App and web page records:

════════

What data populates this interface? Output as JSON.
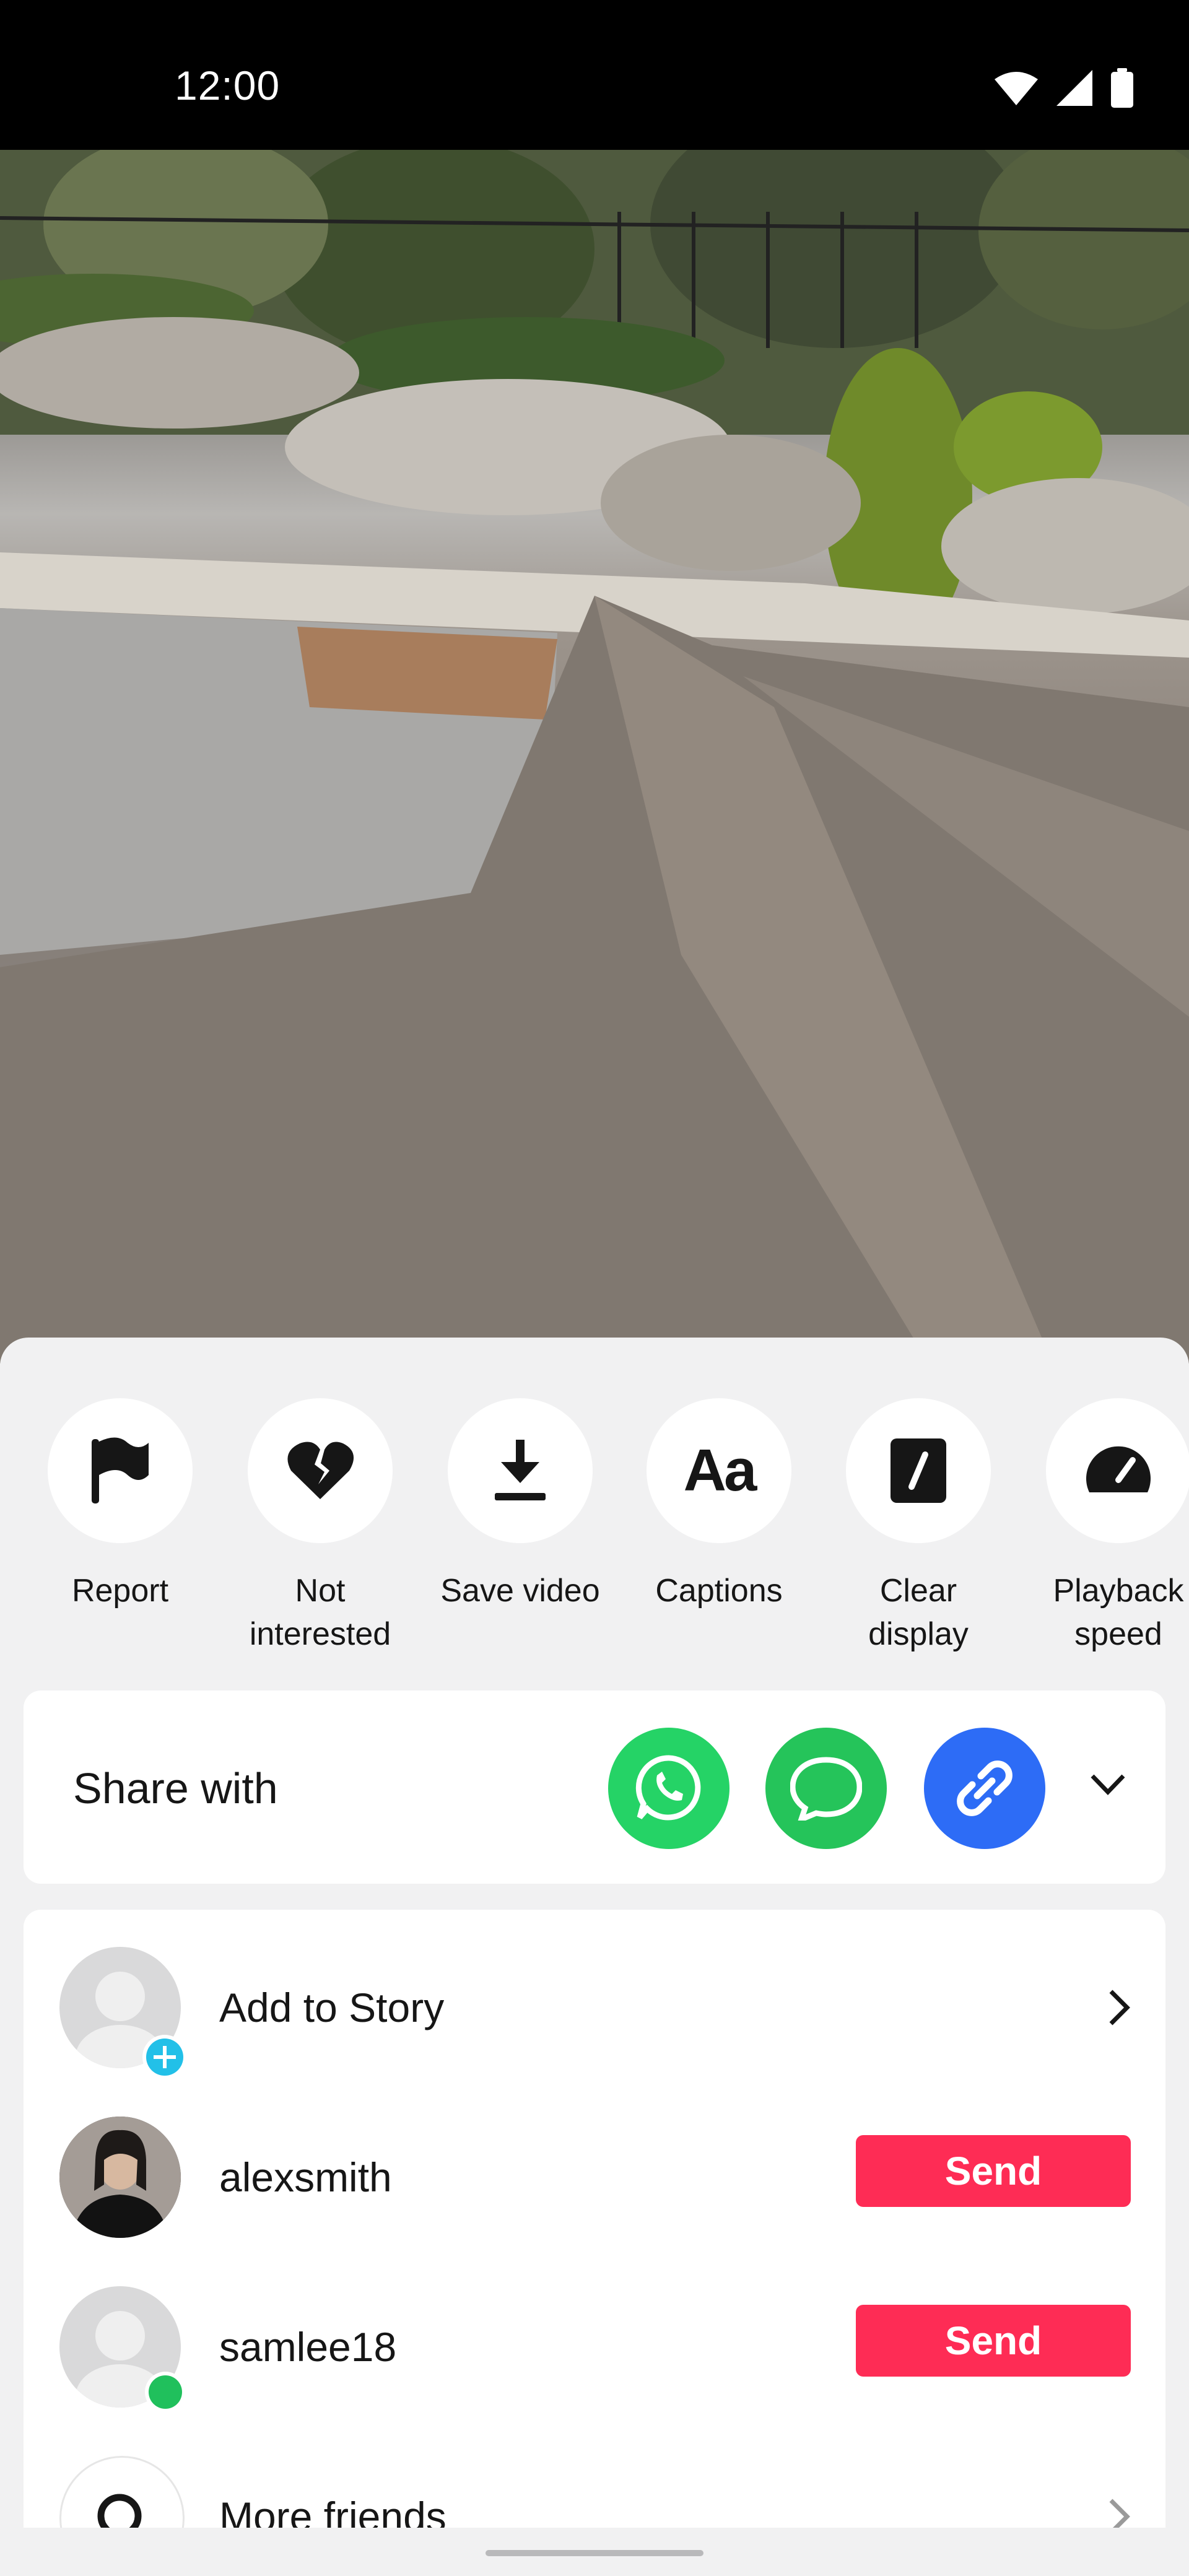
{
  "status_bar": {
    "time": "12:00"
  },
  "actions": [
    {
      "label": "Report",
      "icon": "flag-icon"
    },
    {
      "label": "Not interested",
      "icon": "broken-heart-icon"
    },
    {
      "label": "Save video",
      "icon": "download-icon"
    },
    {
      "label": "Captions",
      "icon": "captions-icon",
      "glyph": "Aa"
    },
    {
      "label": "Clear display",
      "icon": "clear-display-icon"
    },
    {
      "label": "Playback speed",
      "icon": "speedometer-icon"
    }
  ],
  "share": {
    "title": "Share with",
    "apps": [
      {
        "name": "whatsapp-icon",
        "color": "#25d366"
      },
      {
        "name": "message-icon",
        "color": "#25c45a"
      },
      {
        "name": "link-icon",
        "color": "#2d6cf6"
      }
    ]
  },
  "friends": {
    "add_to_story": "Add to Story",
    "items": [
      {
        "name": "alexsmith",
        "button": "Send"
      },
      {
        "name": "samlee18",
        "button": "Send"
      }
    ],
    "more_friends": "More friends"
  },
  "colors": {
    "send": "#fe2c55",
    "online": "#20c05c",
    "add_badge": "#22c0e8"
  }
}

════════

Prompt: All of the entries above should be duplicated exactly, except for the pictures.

Answer to this exercise:
What data populates this interface? Output as JSON.
{
  "status_bar": {
    "time": "12:00"
  },
  "actions": [
    {
      "label": "Report",
      "icon": "flag-icon"
    },
    {
      "label": "Not interested",
      "icon": "broken-heart-icon"
    },
    {
      "label": "Save video",
      "icon": "download-icon"
    },
    {
      "label": "Captions",
      "icon": "captions-icon",
      "glyph": "Aa"
    },
    {
      "label": "Clear display",
      "icon": "clear-display-icon"
    },
    {
      "label": "Playback speed",
      "icon": "speedometer-icon"
    }
  ],
  "share": {
    "title": "Share with",
    "apps": [
      {
        "name": "whatsapp-icon",
        "color": "#25d366"
      },
      {
        "name": "message-icon",
        "color": "#25c45a"
      },
      {
        "name": "link-icon",
        "color": "#2d6cf6"
      }
    ]
  },
  "friends": {
    "add_to_story": "Add to Story",
    "items": [
      {
        "name": "alexsmith",
        "button": "Send"
      },
      {
        "name": "samlee18",
        "button": "Send"
      }
    ],
    "more_friends": "More friends"
  },
  "colors": {
    "send": "#fe2c55",
    "online": "#20c05c",
    "add_badge": "#22c0e8"
  }
}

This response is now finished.